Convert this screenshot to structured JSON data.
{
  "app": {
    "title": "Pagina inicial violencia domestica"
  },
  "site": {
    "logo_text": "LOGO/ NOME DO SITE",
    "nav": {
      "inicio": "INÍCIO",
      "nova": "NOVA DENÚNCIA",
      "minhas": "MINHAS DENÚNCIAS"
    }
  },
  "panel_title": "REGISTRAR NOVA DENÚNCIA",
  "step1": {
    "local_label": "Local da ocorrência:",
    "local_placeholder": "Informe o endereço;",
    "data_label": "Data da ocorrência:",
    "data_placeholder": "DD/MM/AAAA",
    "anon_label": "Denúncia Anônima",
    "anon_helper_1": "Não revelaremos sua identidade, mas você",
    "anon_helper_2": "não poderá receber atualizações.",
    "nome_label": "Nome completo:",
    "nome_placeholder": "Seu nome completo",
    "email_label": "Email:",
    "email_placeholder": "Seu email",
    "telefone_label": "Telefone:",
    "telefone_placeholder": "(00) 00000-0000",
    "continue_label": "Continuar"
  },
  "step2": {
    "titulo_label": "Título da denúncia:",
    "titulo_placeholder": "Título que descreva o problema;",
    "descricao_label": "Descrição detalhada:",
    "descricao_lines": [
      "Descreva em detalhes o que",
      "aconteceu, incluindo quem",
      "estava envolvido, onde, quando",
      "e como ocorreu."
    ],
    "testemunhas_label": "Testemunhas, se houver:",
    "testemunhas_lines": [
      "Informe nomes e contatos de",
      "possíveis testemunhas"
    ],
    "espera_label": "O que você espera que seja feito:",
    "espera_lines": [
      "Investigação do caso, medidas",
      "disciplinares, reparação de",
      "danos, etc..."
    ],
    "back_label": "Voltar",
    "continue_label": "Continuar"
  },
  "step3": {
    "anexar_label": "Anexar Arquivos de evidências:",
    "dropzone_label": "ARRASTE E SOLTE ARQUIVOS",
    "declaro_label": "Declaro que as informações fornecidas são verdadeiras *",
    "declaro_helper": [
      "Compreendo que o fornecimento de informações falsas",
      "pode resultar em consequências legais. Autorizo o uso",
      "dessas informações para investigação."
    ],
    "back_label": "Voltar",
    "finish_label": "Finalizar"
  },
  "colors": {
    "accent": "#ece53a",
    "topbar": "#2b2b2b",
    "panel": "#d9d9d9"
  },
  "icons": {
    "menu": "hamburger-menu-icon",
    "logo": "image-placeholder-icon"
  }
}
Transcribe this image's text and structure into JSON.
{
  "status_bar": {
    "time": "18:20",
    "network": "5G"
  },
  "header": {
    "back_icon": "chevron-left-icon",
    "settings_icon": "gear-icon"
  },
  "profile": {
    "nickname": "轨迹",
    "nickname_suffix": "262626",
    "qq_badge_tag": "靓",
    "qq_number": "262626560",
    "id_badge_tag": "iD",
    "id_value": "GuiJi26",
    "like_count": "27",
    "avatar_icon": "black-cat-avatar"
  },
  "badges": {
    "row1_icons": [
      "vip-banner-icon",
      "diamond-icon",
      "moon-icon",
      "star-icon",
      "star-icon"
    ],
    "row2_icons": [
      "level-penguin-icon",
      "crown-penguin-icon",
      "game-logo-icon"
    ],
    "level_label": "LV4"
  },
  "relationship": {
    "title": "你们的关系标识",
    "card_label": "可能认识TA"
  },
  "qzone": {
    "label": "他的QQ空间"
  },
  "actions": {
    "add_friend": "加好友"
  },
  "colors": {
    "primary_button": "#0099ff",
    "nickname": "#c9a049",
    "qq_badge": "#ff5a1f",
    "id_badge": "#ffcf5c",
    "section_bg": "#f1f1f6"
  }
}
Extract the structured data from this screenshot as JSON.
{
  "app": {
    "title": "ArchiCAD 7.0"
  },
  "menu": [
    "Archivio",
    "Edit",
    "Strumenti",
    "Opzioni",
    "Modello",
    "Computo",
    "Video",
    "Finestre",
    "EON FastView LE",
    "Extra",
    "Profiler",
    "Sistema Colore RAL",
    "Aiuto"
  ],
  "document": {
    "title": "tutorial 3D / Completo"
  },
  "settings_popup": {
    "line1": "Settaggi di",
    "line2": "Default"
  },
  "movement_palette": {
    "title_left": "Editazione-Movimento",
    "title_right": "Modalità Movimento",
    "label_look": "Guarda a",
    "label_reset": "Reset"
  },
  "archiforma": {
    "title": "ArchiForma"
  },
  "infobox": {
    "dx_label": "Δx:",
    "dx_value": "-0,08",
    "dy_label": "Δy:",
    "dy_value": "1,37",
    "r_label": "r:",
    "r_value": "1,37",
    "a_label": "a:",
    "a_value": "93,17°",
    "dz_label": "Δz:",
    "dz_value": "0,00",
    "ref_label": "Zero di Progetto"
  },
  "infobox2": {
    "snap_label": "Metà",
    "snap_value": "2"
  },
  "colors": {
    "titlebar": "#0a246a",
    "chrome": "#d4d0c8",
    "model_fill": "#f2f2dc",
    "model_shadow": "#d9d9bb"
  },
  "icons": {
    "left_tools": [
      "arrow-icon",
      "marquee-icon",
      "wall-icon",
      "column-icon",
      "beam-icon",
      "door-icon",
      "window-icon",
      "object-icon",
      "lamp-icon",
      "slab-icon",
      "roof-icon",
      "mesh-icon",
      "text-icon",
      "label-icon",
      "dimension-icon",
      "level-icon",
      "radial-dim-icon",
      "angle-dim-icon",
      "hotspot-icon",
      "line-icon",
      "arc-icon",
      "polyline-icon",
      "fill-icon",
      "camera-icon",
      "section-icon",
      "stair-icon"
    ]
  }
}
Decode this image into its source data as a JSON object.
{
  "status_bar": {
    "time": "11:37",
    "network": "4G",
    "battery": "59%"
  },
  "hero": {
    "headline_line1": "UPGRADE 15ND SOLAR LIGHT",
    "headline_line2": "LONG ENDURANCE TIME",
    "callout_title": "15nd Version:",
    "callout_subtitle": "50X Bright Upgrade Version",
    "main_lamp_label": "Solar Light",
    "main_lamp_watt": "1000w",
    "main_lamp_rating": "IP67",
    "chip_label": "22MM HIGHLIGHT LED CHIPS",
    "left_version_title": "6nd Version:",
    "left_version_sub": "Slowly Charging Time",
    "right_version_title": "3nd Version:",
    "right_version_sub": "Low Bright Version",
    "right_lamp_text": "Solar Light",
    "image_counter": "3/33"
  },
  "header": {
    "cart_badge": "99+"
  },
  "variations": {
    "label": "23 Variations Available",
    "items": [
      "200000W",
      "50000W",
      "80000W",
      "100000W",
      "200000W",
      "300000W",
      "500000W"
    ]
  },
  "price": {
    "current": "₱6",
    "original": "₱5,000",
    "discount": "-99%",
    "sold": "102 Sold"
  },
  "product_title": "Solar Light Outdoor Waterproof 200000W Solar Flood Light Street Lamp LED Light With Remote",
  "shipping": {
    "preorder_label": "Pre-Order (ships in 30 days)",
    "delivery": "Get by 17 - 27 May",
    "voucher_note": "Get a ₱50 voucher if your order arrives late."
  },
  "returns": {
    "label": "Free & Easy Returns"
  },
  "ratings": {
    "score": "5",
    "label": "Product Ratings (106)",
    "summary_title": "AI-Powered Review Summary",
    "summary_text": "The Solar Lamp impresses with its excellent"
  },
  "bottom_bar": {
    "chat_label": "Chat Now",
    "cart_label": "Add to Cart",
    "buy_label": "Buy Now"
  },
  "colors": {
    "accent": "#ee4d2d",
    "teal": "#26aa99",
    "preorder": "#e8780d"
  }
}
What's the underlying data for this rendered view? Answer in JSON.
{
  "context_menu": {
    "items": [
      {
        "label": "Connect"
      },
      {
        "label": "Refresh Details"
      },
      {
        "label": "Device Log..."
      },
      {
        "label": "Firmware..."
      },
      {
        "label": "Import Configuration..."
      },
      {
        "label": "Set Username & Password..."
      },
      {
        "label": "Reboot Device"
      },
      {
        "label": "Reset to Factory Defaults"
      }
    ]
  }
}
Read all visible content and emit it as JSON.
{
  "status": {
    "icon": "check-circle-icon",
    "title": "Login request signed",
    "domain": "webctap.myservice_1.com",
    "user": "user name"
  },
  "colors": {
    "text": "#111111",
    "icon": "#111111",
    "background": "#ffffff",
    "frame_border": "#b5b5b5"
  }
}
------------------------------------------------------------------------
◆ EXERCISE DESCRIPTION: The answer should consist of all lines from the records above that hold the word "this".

◆ OUTPUT BELOW:
Convert this screenshot to structured JSON data.
Transcribe this image's text and structure into JSON.
Extract the structured data from this screenshot as JSON.
Decode this image into its source data as a JSON object.
What's the underlying data for this rendered view? Answer in JSON.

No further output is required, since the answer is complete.